Task instructions
Repeat each of these records exactly.

Data shown
>>>

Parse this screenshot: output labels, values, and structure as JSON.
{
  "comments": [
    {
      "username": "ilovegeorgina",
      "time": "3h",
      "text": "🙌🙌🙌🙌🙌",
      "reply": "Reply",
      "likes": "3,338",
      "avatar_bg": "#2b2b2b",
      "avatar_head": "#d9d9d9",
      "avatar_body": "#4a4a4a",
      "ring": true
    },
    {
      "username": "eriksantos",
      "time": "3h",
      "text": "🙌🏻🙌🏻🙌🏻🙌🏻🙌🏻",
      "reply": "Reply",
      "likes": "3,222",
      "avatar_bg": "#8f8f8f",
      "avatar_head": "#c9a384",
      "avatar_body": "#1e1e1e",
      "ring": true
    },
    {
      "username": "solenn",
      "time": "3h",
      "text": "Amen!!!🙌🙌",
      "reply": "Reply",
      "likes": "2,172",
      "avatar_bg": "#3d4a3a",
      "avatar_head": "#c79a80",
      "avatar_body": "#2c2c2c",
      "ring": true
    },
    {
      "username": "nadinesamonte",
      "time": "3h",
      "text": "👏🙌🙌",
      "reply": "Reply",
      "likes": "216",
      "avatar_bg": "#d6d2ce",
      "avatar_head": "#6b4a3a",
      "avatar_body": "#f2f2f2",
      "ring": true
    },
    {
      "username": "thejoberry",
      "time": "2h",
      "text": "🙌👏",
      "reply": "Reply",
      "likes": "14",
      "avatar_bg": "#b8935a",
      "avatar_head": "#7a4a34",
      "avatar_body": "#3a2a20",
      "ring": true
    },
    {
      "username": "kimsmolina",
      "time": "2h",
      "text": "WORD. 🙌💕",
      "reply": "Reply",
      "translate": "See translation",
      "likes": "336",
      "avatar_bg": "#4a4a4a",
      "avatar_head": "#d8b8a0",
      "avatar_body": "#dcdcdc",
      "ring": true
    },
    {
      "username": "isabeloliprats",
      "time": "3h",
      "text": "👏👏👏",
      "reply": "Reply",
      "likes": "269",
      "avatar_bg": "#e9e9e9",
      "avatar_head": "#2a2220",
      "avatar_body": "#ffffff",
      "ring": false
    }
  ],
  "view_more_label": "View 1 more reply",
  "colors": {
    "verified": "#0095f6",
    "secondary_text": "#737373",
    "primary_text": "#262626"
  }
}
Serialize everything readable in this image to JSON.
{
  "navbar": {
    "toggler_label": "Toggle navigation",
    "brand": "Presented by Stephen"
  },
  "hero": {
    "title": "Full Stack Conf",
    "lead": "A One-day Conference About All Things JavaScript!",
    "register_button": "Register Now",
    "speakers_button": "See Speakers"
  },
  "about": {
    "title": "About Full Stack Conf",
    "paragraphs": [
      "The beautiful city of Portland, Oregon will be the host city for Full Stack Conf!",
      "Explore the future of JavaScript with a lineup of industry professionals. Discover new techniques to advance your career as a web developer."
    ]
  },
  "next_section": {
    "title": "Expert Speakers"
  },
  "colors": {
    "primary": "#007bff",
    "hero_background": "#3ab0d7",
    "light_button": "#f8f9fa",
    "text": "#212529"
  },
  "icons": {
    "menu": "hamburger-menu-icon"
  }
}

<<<

Finished exercise
Parse this screenshot: output labels, values, and structure as JSON.
{
  "comments": [
    {
      "username": "ilovegeorgina",
      "time": "3h",
      "text": "🙌🙌🙌🙌🙌",
      "reply": "Reply",
      "likes": "3,338",
      "avatar_bg": "#2b2b2b",
      "avatar_head": "#d9d9d9",
      "avatar_body": "#4a4a4a",
      "ring": true
    },
    {
      "username": "eriksantos",
      "time": "3h",
      "text": "🙌🏻🙌🏻🙌🏻🙌🏻🙌🏻",
      "reply": "Reply",
      "likes": "3,222",
      "avatar_bg": "#8f8f8f",
      "avatar_head": "#c9a384",
      "avatar_body": "#1e1e1e",
      "ring": true
    },
    {
      "username": "solenn",
      "time": "3h",
      "text": "Amen!!!🙌🙌",
      "reply": "Reply",
      "likes": "2,172",
      "avatar_bg": "#3d4a3a",
      "avatar_head": "#c79a80",
      "avatar_body": "#2c2c2c",
      "ring": true
    },
    {
      "username": "nadinesamonte",
      "time": "3h",
      "text": "👏🙌🙌",
      "reply": "Reply",
      "likes": "216",
      "avatar_bg": "#d6d2ce",
      "avatar_head": "#6b4a3a",
      "avatar_body": "#f2f2f2",
      "ring": true
    },
    {
      "username": "thejoberry",
      "time": "2h",
      "text": "🙌👏",
      "reply": "Reply",
      "likes": "14",
      "avatar_bg": "#b8935a",
      "avatar_head": "#7a4a34",
      "avatar_body": "#3a2a20",
      "ring": true
    },
    {
      "username": "kimsmolina",
      "time": "2h",
      "text": "WORD. 🙌💕",
      "reply": "Reply",
      "translate": "See translation",
      "likes": "336",
      "avatar_bg": "#4a4a4a",
      "avatar_head": "#d8b8a0",
      "avatar_body": "#dcdcdc",
      "ring": true
    },
    {
      "username": "isabeloliprats",
      "time": "3h",
      "text": "👏👏👏",
      "reply": "Reply",
      "likes": "269",
      "avatar_bg": "#e9e9e9",
      "avatar_head": "#2a2220",
      "avatar_body": "#ffffff",
      "ring": false
    }
  ],
  "view_more_label": "View 1 more reply",
  "colors": {
    "verified": "#0095f6",
    "secondary_text": "#737373",
    "primary_text": "#262626"
  }
}
Serialize everything readable in this image to JSON.
{
  "navbar": {
    "toggler_label": "Toggle navigation",
    "brand": "Presented by Stephen"
  },
  "hero": {
    "title": "Full Stack Conf",
    "lead": "A One-day Conference About All Things JavaScript!",
    "register_button": "Register Now",
    "speakers_button": "See Speakers"
  },
  "about": {
    "title": "About Full Stack Conf",
    "paragraphs": [
      "The beautiful city of Portland, Oregon will be the host city for Full Stack Conf!",
      "Explore the future of JavaScript with a lineup of industry professionals. Discover new techniques to advance your career as a web developer."
    ]
  },
  "next_section": {
    "title": "Expert Speakers"
  },
  "colors": {
    "primary": "#007bff",
    "hero_background": "#3ab0d7",
    "light_button": "#f8f9fa",
    "text": "#212529"
  },
  "icons": {
    "menu": "hamburger-menu-icon"
  }
}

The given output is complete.